Jan 18, 2011
Flooding of historic proportions in several parts of the world has required the assistance of WSPA and its member societies in various relief and rescue operations.
WSPA’s Disaster Management division is often called upon in the monsoon season of the world’s tropical belt to assist in rescuing and treating animals, and provide food, shelter and water in the aftermath of related disasters.
However, during the end of 2010 and beginning of 2011, we have seen the heaviest flooding in many decades. In Brazil, Australia and Colombia, to name a few, floods and mudslides have killed hundreds of people and left vast areas under water.
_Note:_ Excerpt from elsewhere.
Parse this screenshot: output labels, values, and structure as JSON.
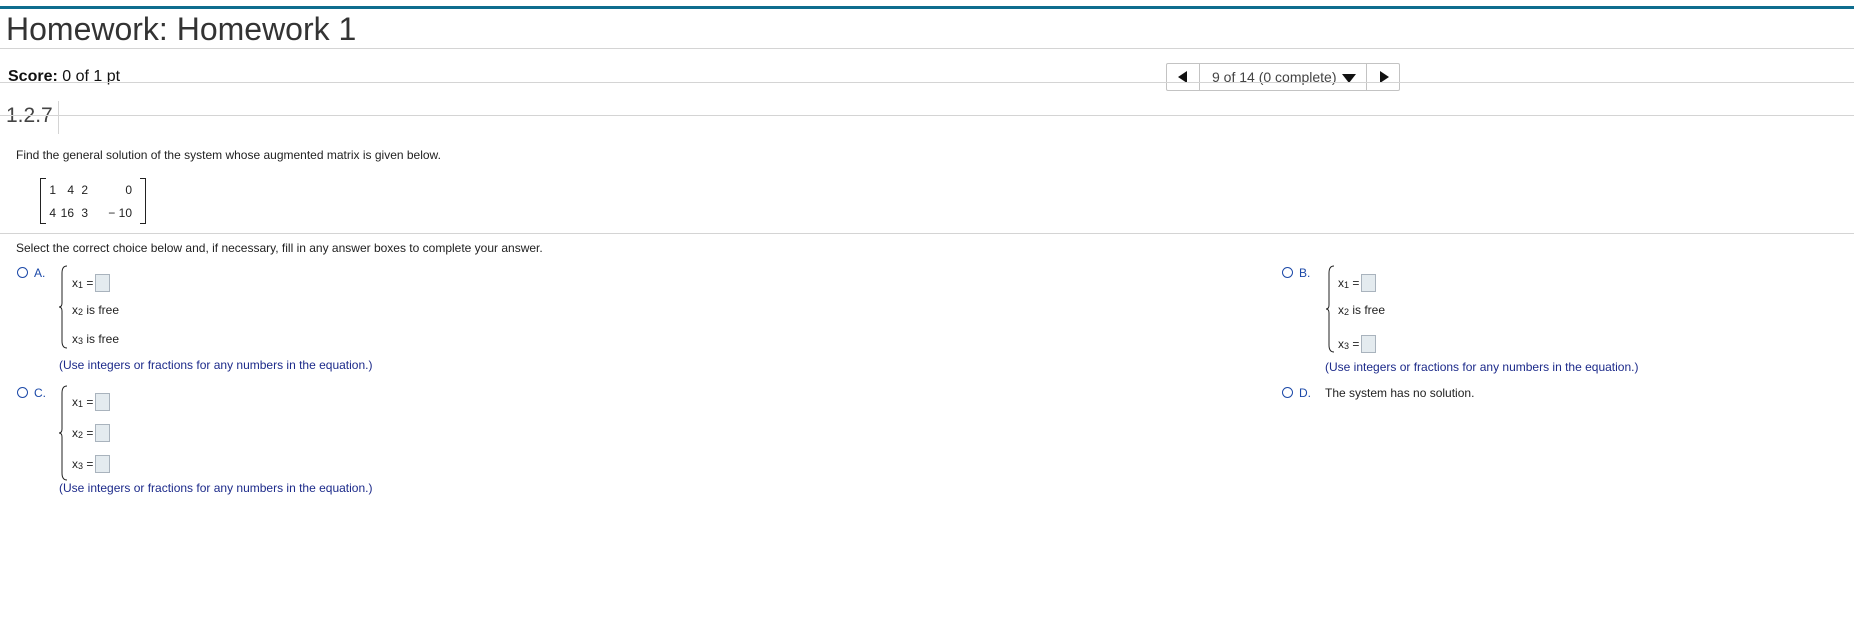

WSPA and its member societies have been conducting rescue and relief operations since the beginning of Colombia’s floods in November 2010.
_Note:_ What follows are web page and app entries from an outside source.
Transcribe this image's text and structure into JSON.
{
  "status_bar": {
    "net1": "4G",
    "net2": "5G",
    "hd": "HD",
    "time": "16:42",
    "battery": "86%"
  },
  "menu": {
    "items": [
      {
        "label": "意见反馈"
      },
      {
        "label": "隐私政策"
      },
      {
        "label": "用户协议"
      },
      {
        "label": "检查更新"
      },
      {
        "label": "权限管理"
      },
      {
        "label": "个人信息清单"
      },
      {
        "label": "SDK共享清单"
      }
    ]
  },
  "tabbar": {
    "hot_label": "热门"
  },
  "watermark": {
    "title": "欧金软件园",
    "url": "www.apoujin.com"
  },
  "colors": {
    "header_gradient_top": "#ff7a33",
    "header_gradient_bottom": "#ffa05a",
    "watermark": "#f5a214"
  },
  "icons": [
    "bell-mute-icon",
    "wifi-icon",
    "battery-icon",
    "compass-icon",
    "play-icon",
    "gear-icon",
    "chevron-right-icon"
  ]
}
This month in Australia, WSPA responded to the request of its local member society, Queensland RSPCA, and sent a disaster assessment and response team to help determine the animal need. Queensland RSPCA had been coping with the situation, even running a service to reunite animals with their owners. However, faced with unprecedented flooding and flash floods in Brisbane, which forced closure of three of their rescue centers, Queensland RSPCA called on WSPA’s experience and ability to respond in such events, particularly in the rural areas.
In Brazil, the country’s most deadly floods and mudslides to date have devastated mountain towns outside of Rio de Janeiro. A WSPA team arrived in the area on Jan. 18 to assess the animal need in the three worst affected towns – Teresópolis, Nova Friburgo and Petrópolis – and provide assistance to any animals encountered during the operation. WSPA has already received reports of dog fatalities in inundated animal rescue centers, while others are trapped without food.
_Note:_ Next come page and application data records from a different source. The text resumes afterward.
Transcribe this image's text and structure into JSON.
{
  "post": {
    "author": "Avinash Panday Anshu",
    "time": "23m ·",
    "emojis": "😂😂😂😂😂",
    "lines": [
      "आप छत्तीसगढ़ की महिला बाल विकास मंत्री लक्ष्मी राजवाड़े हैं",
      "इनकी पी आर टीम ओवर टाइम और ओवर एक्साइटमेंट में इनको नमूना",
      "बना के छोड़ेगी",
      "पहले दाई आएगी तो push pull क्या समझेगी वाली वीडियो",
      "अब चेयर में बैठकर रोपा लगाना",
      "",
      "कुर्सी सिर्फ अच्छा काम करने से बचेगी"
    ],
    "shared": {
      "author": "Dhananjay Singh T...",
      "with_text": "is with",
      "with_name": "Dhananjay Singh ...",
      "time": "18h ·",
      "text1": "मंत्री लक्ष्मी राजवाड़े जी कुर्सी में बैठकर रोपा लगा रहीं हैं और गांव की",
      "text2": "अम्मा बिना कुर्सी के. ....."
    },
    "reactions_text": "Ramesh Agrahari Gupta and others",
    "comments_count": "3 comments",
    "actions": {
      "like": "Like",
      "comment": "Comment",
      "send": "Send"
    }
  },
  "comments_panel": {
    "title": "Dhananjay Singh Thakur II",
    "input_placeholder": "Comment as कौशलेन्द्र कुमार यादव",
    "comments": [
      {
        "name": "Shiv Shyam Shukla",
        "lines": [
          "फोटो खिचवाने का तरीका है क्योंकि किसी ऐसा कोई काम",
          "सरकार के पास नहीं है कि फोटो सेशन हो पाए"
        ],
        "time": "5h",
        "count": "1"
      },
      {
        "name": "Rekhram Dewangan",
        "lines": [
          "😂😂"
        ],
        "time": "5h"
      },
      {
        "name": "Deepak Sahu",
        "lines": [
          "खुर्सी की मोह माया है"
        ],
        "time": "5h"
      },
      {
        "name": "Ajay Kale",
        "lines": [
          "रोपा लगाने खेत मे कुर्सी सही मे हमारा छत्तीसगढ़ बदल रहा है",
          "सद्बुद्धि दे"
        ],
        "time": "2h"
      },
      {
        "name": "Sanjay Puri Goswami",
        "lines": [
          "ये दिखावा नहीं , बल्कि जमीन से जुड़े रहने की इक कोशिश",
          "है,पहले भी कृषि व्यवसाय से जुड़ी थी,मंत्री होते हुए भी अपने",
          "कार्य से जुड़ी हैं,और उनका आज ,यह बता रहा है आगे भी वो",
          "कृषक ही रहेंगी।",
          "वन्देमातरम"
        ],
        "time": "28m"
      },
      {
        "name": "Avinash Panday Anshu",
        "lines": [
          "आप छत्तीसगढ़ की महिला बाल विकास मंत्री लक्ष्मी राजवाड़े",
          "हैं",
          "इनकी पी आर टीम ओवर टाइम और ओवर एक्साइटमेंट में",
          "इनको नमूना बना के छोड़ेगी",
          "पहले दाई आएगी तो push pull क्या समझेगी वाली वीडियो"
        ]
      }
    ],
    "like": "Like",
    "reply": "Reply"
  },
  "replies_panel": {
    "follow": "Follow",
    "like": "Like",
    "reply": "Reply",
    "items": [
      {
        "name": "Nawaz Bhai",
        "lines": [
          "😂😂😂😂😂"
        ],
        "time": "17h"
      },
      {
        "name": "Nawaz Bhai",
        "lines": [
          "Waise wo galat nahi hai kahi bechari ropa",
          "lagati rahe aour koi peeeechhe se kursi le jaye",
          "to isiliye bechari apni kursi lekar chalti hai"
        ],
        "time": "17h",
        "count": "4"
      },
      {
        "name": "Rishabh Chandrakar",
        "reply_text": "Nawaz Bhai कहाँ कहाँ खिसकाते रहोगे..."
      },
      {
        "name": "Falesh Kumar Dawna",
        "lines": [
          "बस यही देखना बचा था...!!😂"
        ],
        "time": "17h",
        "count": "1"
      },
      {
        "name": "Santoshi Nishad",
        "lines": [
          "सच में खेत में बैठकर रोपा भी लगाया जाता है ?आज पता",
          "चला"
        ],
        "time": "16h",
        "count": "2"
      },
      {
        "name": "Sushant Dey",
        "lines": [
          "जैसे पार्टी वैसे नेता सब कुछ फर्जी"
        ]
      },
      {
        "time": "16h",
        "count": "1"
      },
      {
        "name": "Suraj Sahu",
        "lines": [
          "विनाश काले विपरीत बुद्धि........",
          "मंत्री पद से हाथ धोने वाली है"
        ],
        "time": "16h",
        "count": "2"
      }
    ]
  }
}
Flooding in Sri Lanka has also resulted in human deaths and is currently being assessed for any animal need, as are new floods in Victoria State, Australia.
For more information on WSPA’s involvement in these floods and other disaster situations, please visit our blog, Animals In Disasters.